Every one of us has that friend who will crave for attention, usually, by not necessarily seeking it. They are mostly loners. They do not do crowds. They are the type that will keep to themselves even when on a night out and everyone else is screaming their lungs out.
Like a startled centipede, they will curl up in one corner, face pensively glued on some smart phone in their hands. Some people gradually slip into depression with no idea what they are getting into.
A little over a decade ago, one young man sat in a form 1 class with kids several years younger. For some reason, he mostly kept to himself. Other times, he kept a small circle of friends he felt understood him. He probably felt out of place. Sometimes.

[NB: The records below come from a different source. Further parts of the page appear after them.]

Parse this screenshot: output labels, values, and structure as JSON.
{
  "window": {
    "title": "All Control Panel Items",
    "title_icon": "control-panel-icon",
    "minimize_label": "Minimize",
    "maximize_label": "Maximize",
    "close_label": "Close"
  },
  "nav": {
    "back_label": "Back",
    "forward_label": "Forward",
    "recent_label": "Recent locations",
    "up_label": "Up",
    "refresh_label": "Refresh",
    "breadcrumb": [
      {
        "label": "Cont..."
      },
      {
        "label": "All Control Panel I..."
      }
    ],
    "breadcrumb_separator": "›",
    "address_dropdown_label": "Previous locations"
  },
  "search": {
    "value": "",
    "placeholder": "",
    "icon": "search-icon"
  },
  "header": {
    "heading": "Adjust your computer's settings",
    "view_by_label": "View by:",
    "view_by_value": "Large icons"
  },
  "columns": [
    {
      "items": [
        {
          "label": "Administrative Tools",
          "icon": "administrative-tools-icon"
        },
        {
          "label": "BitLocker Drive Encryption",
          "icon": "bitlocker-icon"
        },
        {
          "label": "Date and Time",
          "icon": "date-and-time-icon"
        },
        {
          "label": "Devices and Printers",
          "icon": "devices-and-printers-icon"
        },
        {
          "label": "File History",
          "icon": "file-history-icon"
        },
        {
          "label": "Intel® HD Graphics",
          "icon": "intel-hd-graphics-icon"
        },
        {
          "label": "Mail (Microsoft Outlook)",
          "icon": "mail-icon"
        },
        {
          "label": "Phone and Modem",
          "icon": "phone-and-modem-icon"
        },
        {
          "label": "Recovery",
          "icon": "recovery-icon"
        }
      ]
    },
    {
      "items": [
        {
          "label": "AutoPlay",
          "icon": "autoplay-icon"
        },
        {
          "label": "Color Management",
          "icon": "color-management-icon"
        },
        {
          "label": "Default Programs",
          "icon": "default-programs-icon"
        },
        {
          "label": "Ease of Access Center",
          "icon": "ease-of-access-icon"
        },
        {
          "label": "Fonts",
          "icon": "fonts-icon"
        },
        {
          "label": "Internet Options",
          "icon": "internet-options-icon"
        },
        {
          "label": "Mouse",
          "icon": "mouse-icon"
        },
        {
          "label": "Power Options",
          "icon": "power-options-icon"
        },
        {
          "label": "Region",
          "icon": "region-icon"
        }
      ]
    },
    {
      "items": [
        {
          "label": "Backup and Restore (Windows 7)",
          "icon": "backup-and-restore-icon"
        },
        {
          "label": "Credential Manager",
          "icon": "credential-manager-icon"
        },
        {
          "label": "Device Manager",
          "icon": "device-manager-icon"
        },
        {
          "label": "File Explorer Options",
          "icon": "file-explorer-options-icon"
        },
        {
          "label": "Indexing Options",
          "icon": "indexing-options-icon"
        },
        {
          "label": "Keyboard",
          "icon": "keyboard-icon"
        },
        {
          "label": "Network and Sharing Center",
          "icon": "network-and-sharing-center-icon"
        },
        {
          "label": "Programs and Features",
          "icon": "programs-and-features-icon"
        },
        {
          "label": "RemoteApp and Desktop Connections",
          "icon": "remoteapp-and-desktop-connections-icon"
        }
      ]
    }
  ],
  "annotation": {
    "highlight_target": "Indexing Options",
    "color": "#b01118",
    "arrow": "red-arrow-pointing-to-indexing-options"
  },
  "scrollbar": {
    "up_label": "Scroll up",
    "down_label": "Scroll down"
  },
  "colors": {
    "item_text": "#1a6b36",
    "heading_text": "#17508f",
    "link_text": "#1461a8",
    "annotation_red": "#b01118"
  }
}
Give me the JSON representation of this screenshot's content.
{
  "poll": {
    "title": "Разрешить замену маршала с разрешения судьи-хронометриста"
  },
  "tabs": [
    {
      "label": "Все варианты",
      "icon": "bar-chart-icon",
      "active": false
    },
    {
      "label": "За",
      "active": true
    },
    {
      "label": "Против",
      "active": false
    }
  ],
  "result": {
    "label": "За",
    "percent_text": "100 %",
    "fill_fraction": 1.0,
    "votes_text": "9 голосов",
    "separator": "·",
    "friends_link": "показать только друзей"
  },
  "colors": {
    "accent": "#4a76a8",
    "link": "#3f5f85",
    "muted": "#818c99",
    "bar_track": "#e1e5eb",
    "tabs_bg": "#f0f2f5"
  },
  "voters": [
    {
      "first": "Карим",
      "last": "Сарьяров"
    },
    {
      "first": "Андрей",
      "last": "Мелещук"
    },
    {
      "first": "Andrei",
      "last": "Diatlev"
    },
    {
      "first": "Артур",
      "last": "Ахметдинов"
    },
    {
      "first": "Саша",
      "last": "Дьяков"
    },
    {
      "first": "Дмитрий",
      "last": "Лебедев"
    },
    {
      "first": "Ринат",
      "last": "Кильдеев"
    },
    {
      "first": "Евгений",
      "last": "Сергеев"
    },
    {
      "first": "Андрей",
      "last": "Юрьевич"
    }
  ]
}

He had forged friendship with students a couple of years and classes his senior, despite his calm and reserved persona. Once in a while, he and two of his friends would pass by State House (as our room was then referred to) for the occasional chitchat.
Sometime towards the end of second term, James came by. He looked a little bothered and pensive, though one could easily have mistaken his veneer for his usual behavior. I do not recall what he mumbled, and would not have made much sense of it had it not been for an incident that happened a couple of weeks later.
James had known about the existence of a mini home armory for a while. He was friends with the guys that were entrusted to take charge of the place. He could sneak in and pick a gun and (almost) do anything he wanted.
He did, one day.
It was a cold Saturday evening when James eventually found his way into the store and reached out for an AK47. His guardian – then the army chief – was away, having travelled on some official assignment. Cold muzzle pointed to one side of his head and one hand in firm grip on the other end of the Kalashnikov, he pulled the trigger. In a flash, James was no more.
News of his death spread like wild fire. We were both in shock and total disbelief. I still recall Radio West’s Birungi Michael Bahinyoza’s headline that evening like it was yesterday. Then followed Capital FM, and Sunday Vision carried a screaming headline the following morning. James, indeed, was gone.
A suicide note, probably written in haste, did not say much, save for the fact one could only hazard implied betrayal and frustration.
James Kikukule Kigo would probably still be alive, going about his business like any other 28 year-old would, had someone whispered words of encouragement months before he made that tragic decision to take his own life.
- Dan A.